1st January 2019
One of the many old jokes in the Carry On films is: “where is all your get up and go?” The answer comes: “it got up and went.” It seems, sometimes, that half the population feels that way, when I read some of the more depressing letters and articles about Brexit in the national press.
I travel to the United States three or four times each year – not for fact-finding at taxpayer’s expense, I hastily add – but with and to see friends. I was part-educated at the University of Southern California (Go Trojans!) and still have a home on the east coast near where my business had a base in New Haven, Connecticut. So before I became an MP I travelled a lot to the US on business, too.

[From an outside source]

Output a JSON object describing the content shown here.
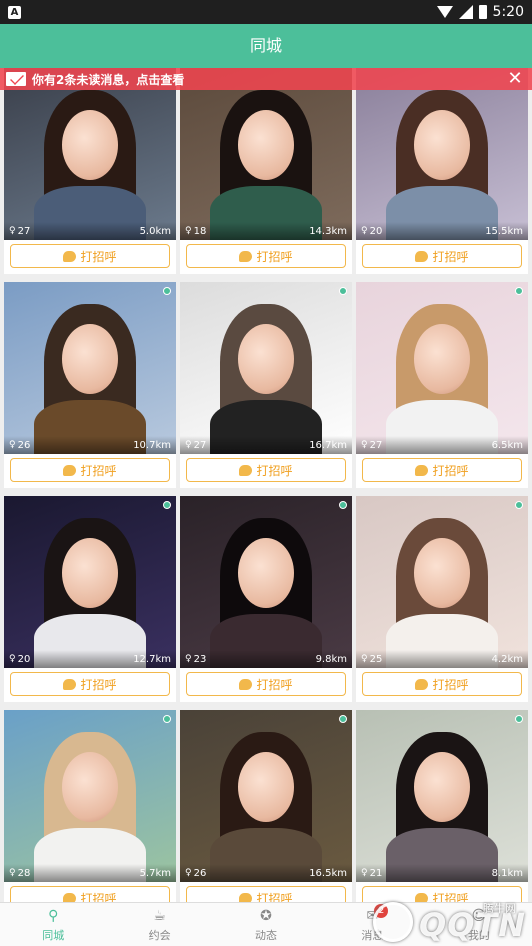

I’m there right now – in San Diego, southern California. But thanks to the internet, I was able to hear Woody Johnson, the US Ambassador to the UK, on the Today programme yesterday. He was clear that the present terms of the Withdrawal Agreement and Political Declaration will prevent the US (or any other major economy, come to that) from entering into a Free Trade Agreement with the UK.
“It’s a lack of self-confidence that might be appropriate in a developing country, but in not the fifth-largest world economy”
But the main issue expressed by Johnson – and Americans that I meet over here – is the surprise at Britain’s reluctance to let go of the apron strings that seem to tie us to the EU.
It’s a lack of self-confidence that might be appropriate in a developing country, but in not the fifth-largest world economy, which can boast more Nobel Prize winners than any other country apart from the US; intelligence services which match those anywhere in the world, three of the world’s top ten universities, with the top two places being British, and a major centre for biotech and space research. Why are we so timid in our dealings with Europe?
In Prime Minister’s Questions a few weeks’ back, Jeremy Corbyn claimed that the UK has “no leverage” with the EU. No leverage? We are the biggest export market in the world for the German automotive industry – bigger than the US and Chinese markets combined. And Emmanuel Macron knows that the ranks of the gilets jaunes would be increased tenfold if French farmers could not export to their number one market – the United Kingdom.
So why all this timidity by government and civil servants in dealing with the EU, and the fear of leaving the EU by so many in the British population at large?
Friends of mine working in the City for large American banks admit that they explored the possibility of moving to Paris, Amsterdam, or Frankfurt after the referendum. But they soon realised that continental Europeans neither have the financial work pool nor the work ethic to keep long hours deep into the night when the need arises. Those plans to move were soon abandoned.
Johnson can see the opportunities open to the UK in leaving the UK and from being unshackled from the ball and chain of rules so beloved of European regulators. My American friends over here say to me “Why are you guys so lacking in self-confidence? We just don’t get it. Just leave!”
Having been in business and travelled abroad extensively exporting broadcasting systems to some 48 countries worldwide, I can see the huge opportunities that will be open to us after a clean break with the EU.
It is unfortunate that many commentators on Brexit, including journalists and some politicians, never had the get up and go in the first place. The gung-ho spirit eludes them. We should not allow their lack of aspiration and gloom to frustrate the opportunities that are there if only we have the confidence to seize them.